The distinction between poison and nutrition, or the distinction between health and illness, have obvious and immediate differences. Moral differences take longer to tell, but as The Great Sharpening shows us, that time is reaching its fullness. Completely unremarkable statements have turned into cause for blackballing and social uproar. Real death and destruction are visited upon the innocent without a peep from the same fragile narcissists who will let slip the yappy dogs of flame war if their ego is crossed even mildly in a college course or on social media.
Even in the face of all this evidence I was stumped. “If that’s what you want, fine,” I used to think. “Leave me out of it. You do you and let other people live their way. You shout that in my face often enough, so follow your own advice.” Because it seemed to me – and still does – that unless the larger society is healthy, it can’t long endure such openly antisocial behavior from any subset. If it all went pear-shaped tomorrow, with no power grid, no supermarkets, no first responders, and no mass communications, then nobody would have leisure to obsess over the problematic othering of trans voices in the fishing industry.
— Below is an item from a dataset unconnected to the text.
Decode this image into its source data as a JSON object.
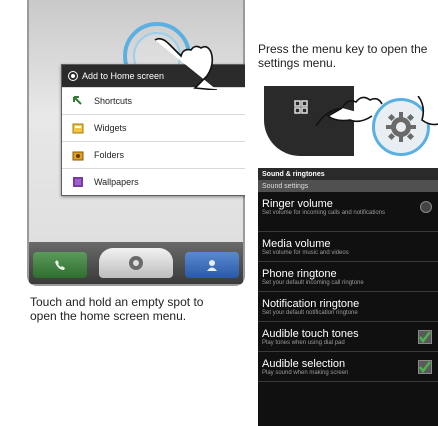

A society that behaves this way can’t survive. What I had missed before, but now realize, is that it isn’t meant to. These poor deluded young’uns are cannon fodder in this conflict – their masters don’t mean for them to be the keystone to a new, better world, but as the kindling for the old. And when the pyre is built and ready to light, they intend to lay upon it themselves. For their rage against anyone trying to flee the torch is nothing next to their rage at themselves. Those who want to set out on this journey only reinforce that there is an escape available to them that they reject. They hate the reminder because it means that they need not perish so shabbily. They know, perhaps earlier than anyone else, that they are not fit to travel, but they despair and give up, and mock the very notion – but anyone who sets out robs them of the illusion that there is any place else worth going to. They dress up in high-sounding language and convoluted sophistry, but the plain truth is that they choose their fate; their desire for lots of fellow victims is no different than any other cult leader mixing up the fruit punch, to try to make grand and tragic what is nothing more than a garden-variety suicide.
Bing was right way back in 1944 when he sang the words I quoted at the outset. He sang to a generation sharpened by economic devastation sandwiched by two world wars, and yet the song is chipper, optimistic, and encouraging. We, who barely suffered any privation in our generation even while fighting two wars in the Gulf, can’t bear such advice and deride it as simple and foolish – yet we need it more than ever.
We will never be worthy of the journey, but we’d better set out anyway.